*** THE INPUT ***
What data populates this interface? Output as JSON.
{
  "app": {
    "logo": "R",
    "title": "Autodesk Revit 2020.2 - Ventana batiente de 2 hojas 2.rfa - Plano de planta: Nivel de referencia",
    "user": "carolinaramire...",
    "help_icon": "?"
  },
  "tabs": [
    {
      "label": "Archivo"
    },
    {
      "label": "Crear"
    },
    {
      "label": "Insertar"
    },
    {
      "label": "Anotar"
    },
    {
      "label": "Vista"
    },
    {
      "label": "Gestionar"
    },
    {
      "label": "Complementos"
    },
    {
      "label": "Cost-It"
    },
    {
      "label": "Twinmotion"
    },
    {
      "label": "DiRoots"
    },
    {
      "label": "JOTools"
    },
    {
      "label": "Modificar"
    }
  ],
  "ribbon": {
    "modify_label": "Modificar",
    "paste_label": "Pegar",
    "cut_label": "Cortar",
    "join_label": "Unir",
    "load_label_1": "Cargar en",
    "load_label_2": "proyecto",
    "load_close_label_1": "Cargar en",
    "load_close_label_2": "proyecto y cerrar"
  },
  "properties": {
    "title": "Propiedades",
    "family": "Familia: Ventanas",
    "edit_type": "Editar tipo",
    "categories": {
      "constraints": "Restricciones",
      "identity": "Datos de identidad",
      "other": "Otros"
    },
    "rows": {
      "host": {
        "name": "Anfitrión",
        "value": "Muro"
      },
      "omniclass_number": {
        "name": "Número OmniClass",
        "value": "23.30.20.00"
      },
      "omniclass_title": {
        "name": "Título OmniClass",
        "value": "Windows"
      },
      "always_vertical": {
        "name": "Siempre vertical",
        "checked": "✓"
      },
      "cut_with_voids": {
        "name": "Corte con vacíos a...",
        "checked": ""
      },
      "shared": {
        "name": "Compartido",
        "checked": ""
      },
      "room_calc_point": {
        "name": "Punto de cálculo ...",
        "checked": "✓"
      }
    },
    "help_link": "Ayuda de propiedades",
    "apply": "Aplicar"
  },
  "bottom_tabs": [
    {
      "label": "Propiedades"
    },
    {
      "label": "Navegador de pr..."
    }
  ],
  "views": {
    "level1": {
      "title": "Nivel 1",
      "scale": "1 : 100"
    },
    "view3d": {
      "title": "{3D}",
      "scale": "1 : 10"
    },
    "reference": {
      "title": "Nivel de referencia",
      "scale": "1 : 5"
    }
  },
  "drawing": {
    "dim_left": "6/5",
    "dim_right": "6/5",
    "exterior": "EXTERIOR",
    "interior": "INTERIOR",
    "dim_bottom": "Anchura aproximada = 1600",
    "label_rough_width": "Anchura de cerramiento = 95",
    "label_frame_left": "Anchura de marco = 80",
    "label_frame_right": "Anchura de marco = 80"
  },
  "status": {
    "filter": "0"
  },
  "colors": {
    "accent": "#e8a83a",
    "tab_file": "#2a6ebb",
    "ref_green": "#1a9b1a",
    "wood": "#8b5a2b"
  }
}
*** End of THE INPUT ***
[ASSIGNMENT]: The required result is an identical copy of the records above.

[OUTPUT OF THE EXERCISE]:
What data populates this interface? Output as JSON.
{
  "app": {
    "logo": "R",
    "title": "Autodesk Revit 2020.2 - Ventana batiente de 2 hojas 2.rfa - Plano de planta: Nivel de referencia",
    "user": "carolinaramire...",
    "help_icon": "?"
  },
  "tabs": [
    {
      "label": "Archivo"
    },
    {
      "label": "Crear"
    },
    {
      "label": "Insertar"
    },
    {
      "label": "Anotar"
    },
    {
      "label": "Vista"
    },
    {
      "label": "Gestionar"
    },
    {
      "label": "Complementos"
    },
    {
      "label": "Cost-It"
    },
    {
      "label": "Twinmotion"
    },
    {
      "label": "DiRoots"
    },
    {
      "label": "JOTools"
    },
    {
      "label": "Modificar"
    }
  ],
  "ribbon": {
    "modify_label": "Modificar",
    "paste_label": "Pegar",
    "cut_label": "Cortar",
    "join_label": "Unir",
    "load_label_1": "Cargar en",
    "load_label_2": "proyecto",
    "load_close_label_1": "Cargar en",
    "load_close_label_2": "proyecto y cerrar"
  },
  "properties": {
    "title": "Propiedades",
    "family": "Familia: Ventanas",
    "edit_type": "Editar tipo",
    "categories": {
      "constraints": "Restricciones",
      "identity": "Datos de identidad",
      "other": "Otros"
    },
    "rows": {
      "host": {
        "name": "Anfitrión",
        "value": "Muro"
      },
      "omniclass_number": {
        "name": "Número OmniClass",
        "value": "23.30.20.00"
      },
      "omniclass_title": {
        "name": "Título OmniClass",
        "value": "Windows"
      },
      "always_vertical": {
        "name": "Siempre vertical",
        "checked": "✓"
      },
      "cut_with_voids": {
        "name": "Corte con vacíos a...",
        "checked": ""
      },
      "shared": {
        "name": "Compartido",
        "checked": ""
      },
      "room_calc_point": {
        "name": "Punto de cálculo ...",
        "checked": "✓"
      }
    },
    "help_link": "Ayuda de propiedades",
    "apply": "Aplicar"
  },
  "bottom_tabs": [
    {
      "label": "Propiedades"
    },
    {
      "label": "Navegador de pr..."
    }
  ],
  "views": {
    "level1": {
      "title": "Nivel 1",
      "scale": "1 : 100"
    },
    "view3d": {
      "title": "{3D}",
      "scale": "1 : 10"
    },
    "reference": {
      "title": "Nivel de referencia",
      "scale": "1 : 5"
    }
  },
  "drawing": {
    "dim_left": "6/5",
    "dim_right": "6/5",
    "exterior": "EXTERIOR",
    "interior": "INTERIOR",
    "dim_bottom": "Anchura aproximada = 1600",
    "label_rough_width": "Anchura de cerramiento = 95",
    "label_frame_left": "Anchura de marco = 80",
    "label_frame_right": "Anchura de marco = 80"
  },
  "status": {
    "filter": "0"
  },
  "colors": {
    "accent": "#e8a83a",
    "tab_file": "#2a6ebb",
    "ref_green": "#1a9b1a",
    "wood": "#8b5a2b"
  }
}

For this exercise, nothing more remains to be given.